Task input:
_ _ _ _
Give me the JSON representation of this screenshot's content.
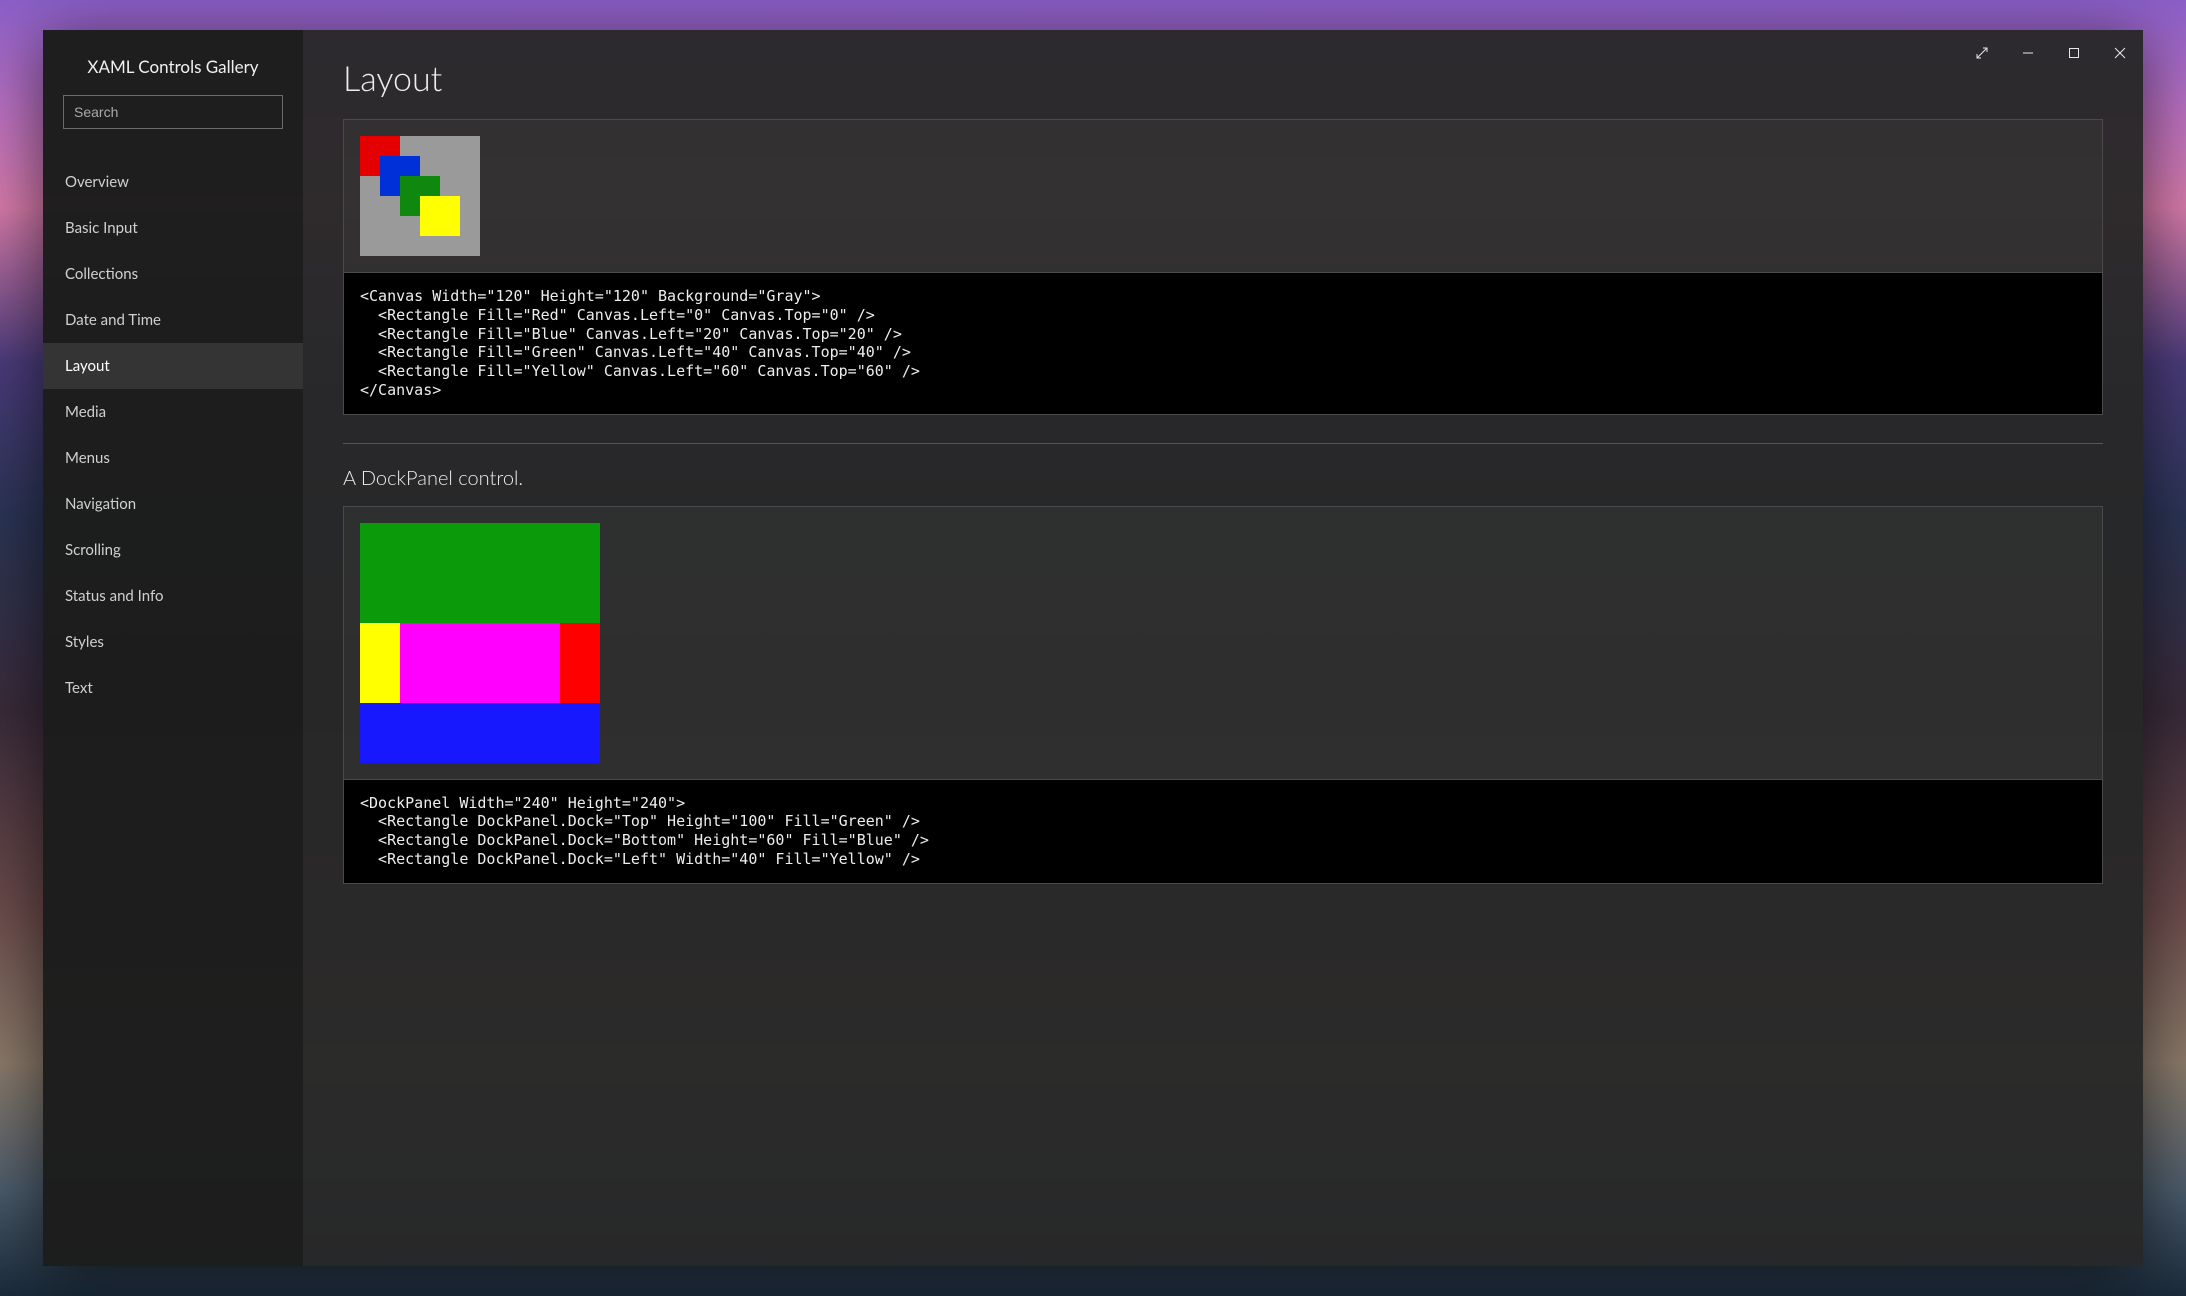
{
  "app": {
    "title": "XAML Controls Gallery"
  },
  "search": {
    "placeholder": "Search",
    "value": ""
  },
  "nav": {
    "items": [
      {
        "label": "Overview",
        "active": false
      },
      {
        "label": "Basic Input",
        "active": false
      },
      {
        "label": "Collections",
        "active": false
      },
      {
        "label": "Date and Time",
        "active": false
      },
      {
        "label": "Layout",
        "active": true
      },
      {
        "label": "Media",
        "active": false
      },
      {
        "label": "Menus",
        "active": false
      },
      {
        "label": "Navigation",
        "active": false
      },
      {
        "label": "Scrolling",
        "active": false
      },
      {
        "label": "Status and Info",
        "active": false
      },
      {
        "label": "Styles",
        "active": false
      },
      {
        "label": "Text",
        "active": false
      }
    ]
  },
  "page": {
    "title": "Layout"
  },
  "examples": {
    "canvas": {
      "code": "<Canvas Width=\"120\" Height=\"120\" Background=\"Gray\">\n  <Rectangle Fill=\"Red\" Canvas.Left=\"0\" Canvas.Top=\"0\" />\n  <Rectangle Fill=\"Blue\" Canvas.Left=\"20\" Canvas.Top=\"20\" />\n  <Rectangle Fill=\"Green\" Canvas.Left=\"40\" Canvas.Top=\"40\" />\n  <Rectangle Fill=\"Yellow\" Canvas.Left=\"60\" Canvas.Top=\"60\" />\n</Canvas>"
    },
    "dockpanel": {
      "heading": "A DockPanel control.",
      "code": "<DockPanel Width=\"240\" Height=\"240\">\n  <Rectangle DockPanel.Dock=\"Top\" Height=\"100\" Fill=\"Green\" />\n  <Rectangle DockPanel.Dock=\"Bottom\" Height=\"60\" Fill=\"Blue\" />\n  <Rectangle DockPanel.Dock=\"Left\" Width=\"40\" Fill=\"Yellow\" />"
    }
  }
}
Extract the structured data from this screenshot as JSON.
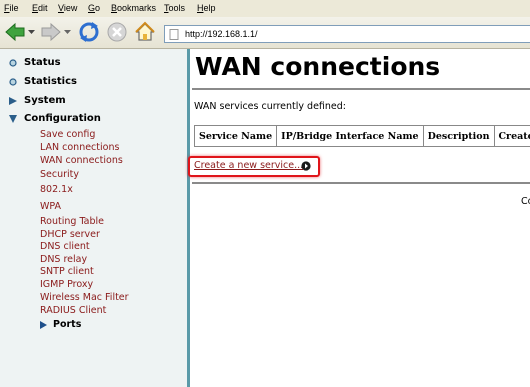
{
  "menubar": {
    "items": [
      "File",
      "Edit",
      "View",
      "Go",
      "Bookmarks",
      "Tools",
      "Help"
    ]
  },
  "toolbar": {
    "icons": [
      "back-arrow-icon",
      "forward-arrow-icon",
      "reload-icon",
      "stop-icon",
      "home-icon"
    ],
    "url": "http://192.168.1.1/"
  },
  "sidebar": {
    "top_items": [
      {
        "label": "Status",
        "icon": "bullet-icon"
      },
      {
        "label": "Statistics",
        "icon": "bullet-icon"
      },
      {
        "label": "System",
        "icon": "collapsed-arrow-icon"
      },
      {
        "label": "Configuration",
        "icon": "expanded-arrow-icon"
      }
    ],
    "config_items": [
      "Save config",
      "LAN connections",
      "WAN connections",
      "Security",
      "802.1x",
      "WPA",
      "Routing Table",
      "DHCP server",
      "DNS client",
      "DNS relay",
      "SNTP client",
      "IGMP Proxy",
      "Wireless Mac Filter",
      "RADIUS Client"
    ],
    "ports_label": "Ports"
  },
  "main": {
    "title": "WAN connections",
    "subtitle": "WAN services currently defined:",
    "table_headers": [
      "Service Name",
      "IP/Bridge Interface Name",
      "Description",
      "Creator"
    ],
    "create_link": "Create a new service...",
    "footer_fragment": "Co"
  },
  "colors": {
    "sidebar_bg": "#eef3f3",
    "divider": "#5a9aa8",
    "link": "#8a1a1a",
    "highlight": "#e0141a"
  }
}
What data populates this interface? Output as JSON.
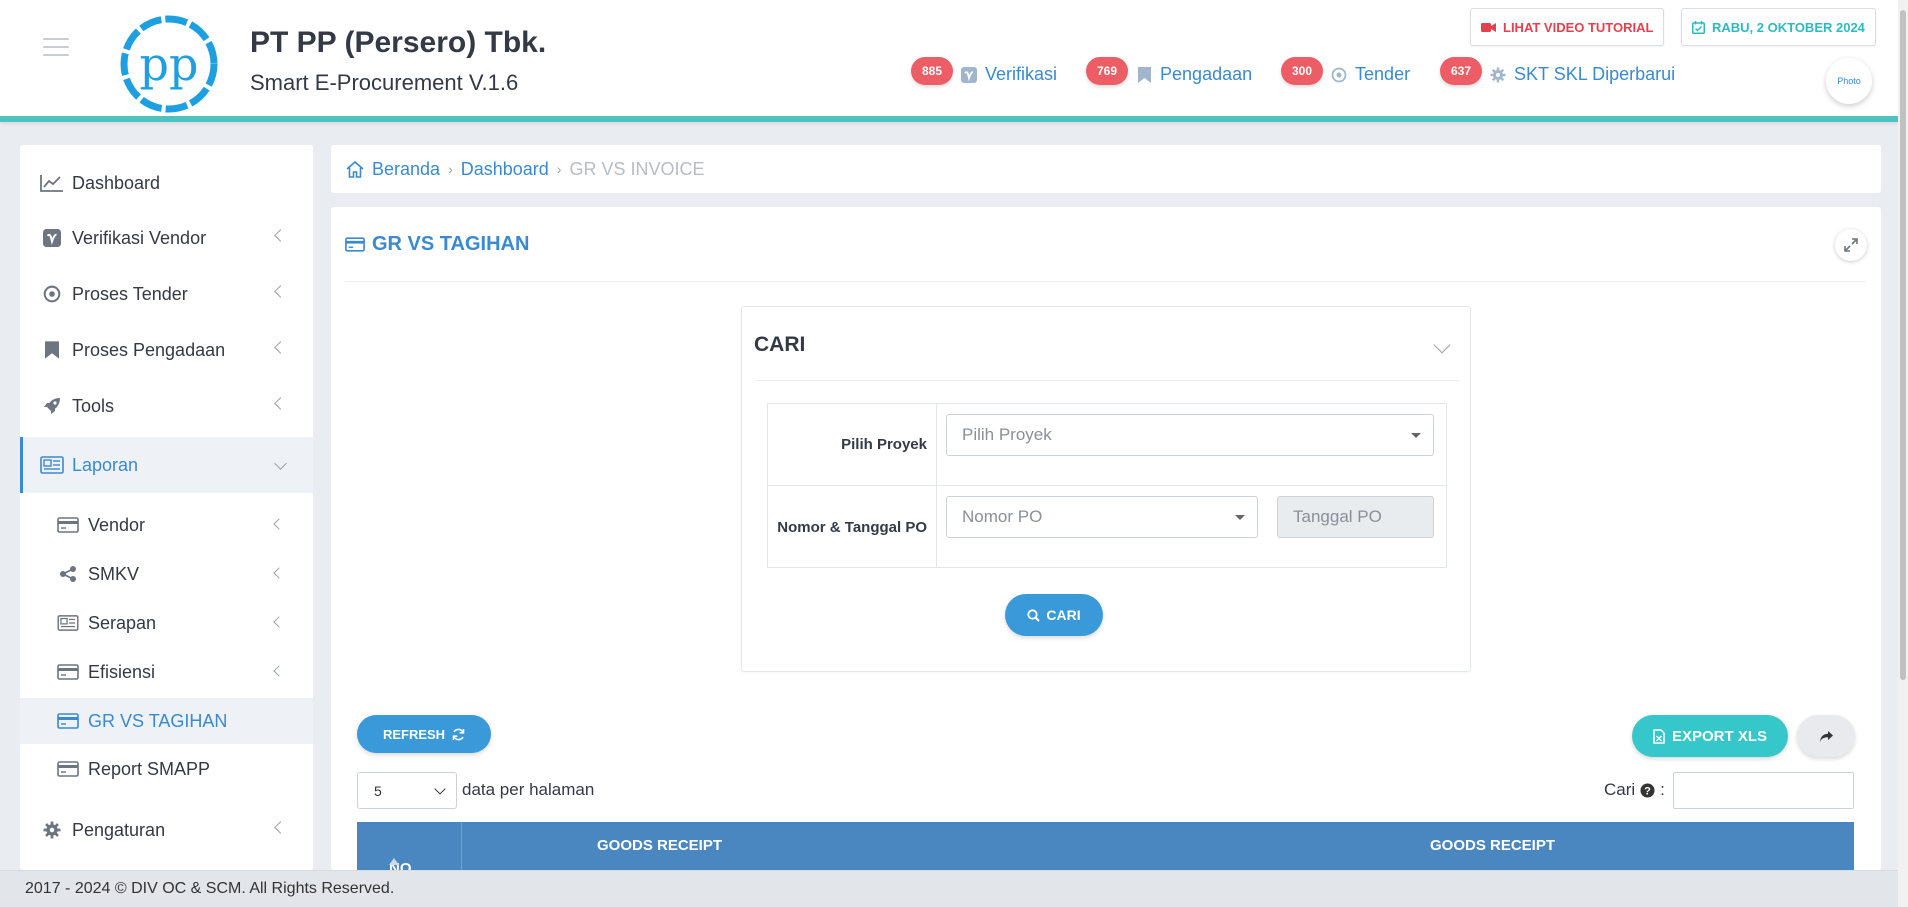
{
  "header": {
    "company": "PT PP (Persero) Tbk.",
    "app_name": "Smart E-Procurement V.1.6",
    "logo_text": "pp",
    "video_tutorial": "LIHAT VIDEO TUTORIAL",
    "date": "RABU, 2 OKTOBER 2024",
    "avatar_alt": "Photo",
    "notifications": [
      {
        "count": "885",
        "icon": "vimeo-icon",
        "label": "Verifikasi"
      },
      {
        "count": "769",
        "icon": "bookmark-icon",
        "label": "Pengadaan"
      },
      {
        "count": "300",
        "icon": "target-icon",
        "label": "Tender"
      },
      {
        "count": "637",
        "icon": "gear-icon",
        "label": "SKT SKL Diperbarui"
      }
    ]
  },
  "sidebar": {
    "items": [
      {
        "label": "Dashboard",
        "icon": "line-chart-icon"
      },
      {
        "label": "Verifikasi Vendor",
        "icon": "vimeo-icon"
      },
      {
        "label": "Proses Tender",
        "icon": "target-icon"
      },
      {
        "label": "Proses Pengadaan",
        "icon": "bookmark-icon"
      },
      {
        "label": "Tools",
        "icon": "rocket-icon"
      },
      {
        "label": "Laporan",
        "icon": "newspaper-icon"
      },
      {
        "label": "Pengaturan",
        "icon": "gear-icon"
      }
    ],
    "laporan_sub": [
      {
        "label": "Vendor",
        "icon": "credit-card-icon"
      },
      {
        "label": "SMKV",
        "icon": "share-nodes-icon"
      },
      {
        "label": "Serapan",
        "icon": "newspaper-icon"
      },
      {
        "label": "Efisiensi",
        "icon": "credit-card-icon"
      },
      {
        "label": "GR VS TAGIHAN",
        "icon": "credit-card-icon"
      },
      {
        "label": "Report SMAPP",
        "icon": "credit-card-icon"
      }
    ]
  },
  "breadcrumb": {
    "home": "Beranda",
    "dashboard": "Dashboard",
    "current": "GR VS INVOICE"
  },
  "panel": {
    "title": "GR VS TAGIHAN",
    "search": {
      "title": "CARI",
      "proyek_label": "Pilih Proyek",
      "proyek_placeholder": "Pilih Proyek",
      "po_label": "Nomor & Tanggal PO",
      "po_placeholder": "Nomor PO",
      "tanggal_placeholder": "Tanggal PO",
      "button": "CARI"
    },
    "refresh_label": "REFRESH",
    "export_label": "EXPORT XLS",
    "per_page_value": "5",
    "per_page_label": "data per halaman",
    "search_label": "Cari",
    "table": {
      "col_no": "NO",
      "col_gr1": "GOODS RECEIPT",
      "col_gr2": "GOODS RECEIPT"
    }
  },
  "footer": {
    "text": "2017 - 2024 © DIV OC & SCM. All Rights Reserved."
  },
  "colors": {
    "accent": "#3a8ad1",
    "teal": "#35c7c9",
    "badge": "#ec5d66",
    "table_header": "#4a86bf"
  }
}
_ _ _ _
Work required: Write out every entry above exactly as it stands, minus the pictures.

Result:
Give me the JSON representation of this screenshot's content.
{
  "app": {
    "title": "XAML Controls Gallery"
  },
  "search": {
    "placeholder": "Search",
    "value": ""
  },
  "nav": {
    "items": [
      {
        "label": "Overview",
        "active": false
      },
      {
        "label": "Basic Input",
        "active": false
      },
      {
        "label": "Collections",
        "active": false
      },
      {
        "label": "Date and Time",
        "active": false
      },
      {
        "label": "Layout",
        "active": true
      },
      {
        "label": "Media",
        "active": false
      },
      {
        "label": "Menus",
        "active": false
      },
      {
        "label": "Navigation",
        "active": false
      },
      {
        "label": "Scrolling",
        "active": false
      },
      {
        "label": "Status and Info",
        "active": false
      },
      {
        "label": "Styles",
        "active": false
      },
      {
        "label": "Text",
        "active": false
      }
    ]
  },
  "page": {
    "title": "Layout"
  },
  "examples": {
    "canvas": {
      "code": "<Canvas Width=\"120\" Height=\"120\" Background=\"Gray\">\n  <Rectangle Fill=\"Red\" Canvas.Left=\"0\" Canvas.Top=\"0\" />\n  <Rectangle Fill=\"Blue\" Canvas.Left=\"20\" Canvas.Top=\"20\" />\n  <Rectangle Fill=\"Green\" Canvas.Left=\"40\" Canvas.Top=\"40\" />\n  <Rectangle Fill=\"Yellow\" Canvas.Left=\"60\" Canvas.Top=\"60\" />\n</Canvas>"
    },
    "dockpanel": {
      "heading": "A DockPanel control.",
      "code": "<DockPanel Width=\"240\" Height=\"240\">\n  <Rectangle DockPanel.Dock=\"Top\" Height=\"100\" Fill=\"Green\" />\n  <Rectangle DockPanel.Dock=\"Bottom\" Height=\"60\" Fill=\"Blue\" />\n  <Rectangle DockPanel.Dock=\"Left\" Width=\"40\" Fill=\"Yellow\" />"
    }
  }
}
Extract the structured data from this screenshot as JSON.
{
  "menubar": {
    "items": [
      "File",
      "Edit",
      "View",
      "Go",
      "Bookmarks",
      "Tools",
      "Help"
    ]
  },
  "toolbar": {
    "icons": [
      "back-arrow-icon",
      "forward-arrow-icon",
      "reload-icon",
      "stop-icon",
      "home-icon"
    ],
    "url": "http://192.168.1.1/"
  },
  "sidebar": {
    "top_items": [
      {
        "label": "Status",
        "icon": "bullet-icon"
      },
      {
        "label": "Statistics",
        "icon": "bullet-icon"
      },
      {
        "label": "System",
        "icon": "collapsed-arrow-icon"
      },
      {
        "label": "Configuration",
        "icon": "expanded-arrow-icon"
      }
    ],
    "config_items": [
      "Save config",
      "LAN connections",
      "WAN connections",
      "Security",
      "802.1x",
      "WPA",
      "Routing Table",
      "DHCP server",
      "DNS client",
      "DNS relay",
      "SNTP client",
      "IGMP Proxy",
      "Wireless Mac Filter",
      "RADIUS Client"
    ],
    "ports_label": "Ports"
  },
  "main": {
    "title": "WAN connections",
    "subtitle": "WAN services currently defined:",
    "table_headers": [
      "Service Name",
      "IP/Bridge Interface Name",
      "Description",
      "Creator"
    ],
    "create_link": "Create a new service...",
    "footer_fragment": "Co"
  },
  "colors": {
    "sidebar_bg": "#eef3f3",
    "divider": "#5a9aa8",
    "link": "#8a1a1a",
    "highlight": "#e0141a"
  }
}
What data populates this interface? Output as JSON.
{
  "header": {
    "company": "PT PP (Persero) Tbk.",
    "app_name": "Smart E-Procurement V.1.6",
    "logo_text": "pp",
    "video_tutorial": "LIHAT VIDEO TUTORIAL",
    "date": "RABU, 2 OKTOBER 2024",
    "avatar_alt": "Photo",
    "notifications": [
      {
        "count": "885",
        "icon": "vimeo-icon",
        "label": "Verifikasi"
      },
      {
        "count": "769",
        "icon": "bookmark-icon",
        "label": "Pengadaan"
      },
      {
        "count": "300",
        "icon": "target-icon",
        "label": "Tender"
      },
      {
        "count": "637",
        "icon": "gear-icon",
        "label": "SKT SKL Diperbarui"
      }
    ]
  },
  "sidebar": {
    "items": [
      {
        "label": "Dashboard",
        "icon": "line-chart-icon"
      },
      {
        "label": "Verifikasi Vendor",
        "icon": "vimeo-icon"
      },
      {
        "label": "Proses Tender",
        "icon": "target-icon"
      },
      {
        "label": "Proses Pengadaan",
        "icon": "bookmark-icon"
      },
      {
        "label": "Tools",
        "icon": "rocket-icon"
      },
      {
        "label": "Laporan",
        "icon": "newspaper-icon"
      },
      {
        "label": "Pengaturan",
        "icon": "gear-icon"
      }
    ],
    "laporan_sub": [
      {
        "label": "Vendor",
        "icon": "credit-card-icon"
      },
      {
        "label": "SMKV",
        "icon": "share-nodes-icon"
      },
      {
        "label": "Serapan",
        "icon": "newspaper-icon"
      },
      {
        "label": "Efisiensi",
        "icon": "credit-card-icon"
      },
      {
        "label": "GR VS TAGIHAN",
        "icon": "credit-card-icon"
      },
      {
        "label": "Report SMAPP",
        "icon": "credit-card-icon"
      }
    ]
  },
  "breadcrumb": {
    "home": "Beranda",
    "dashboard": "Dashboard",
    "current": "GR VS INVOICE"
  },
  "panel": {
    "title": "GR VS TAGIHAN",
    "search": {
      "title": "CARI",
      "proyek_label": "Pilih Proyek",
      "proyek_placeholder": "Pilih Proyek",
      "po_label": "Nomor & Tanggal PO",
      "po_placeholder": "Nomor PO",
      "tanggal_placeholder": "Tanggal PO",
      "button": "CARI"
    },
    "refresh_label": "REFRESH",
    "export_label": "EXPORT XLS",
    "per_page_value": "5",
    "per_page_label": "data per halaman",
    "search_label": "Cari",
    "table": {
      "col_no": "NO",
      "col_gr1": "GOODS RECEIPT",
      "col_gr2": "GOODS RECEIPT"
    }
  },
  "footer": {
    "text": "2017 - 2024 © DIV OC & SCM. All Rights Reserved."
  },
  "colors": {
    "accent": "#3a8ad1",
    "teal": "#35c7c9",
    "badge": "#ec5d66",
    "table_header": "#4a86bf"
  }
}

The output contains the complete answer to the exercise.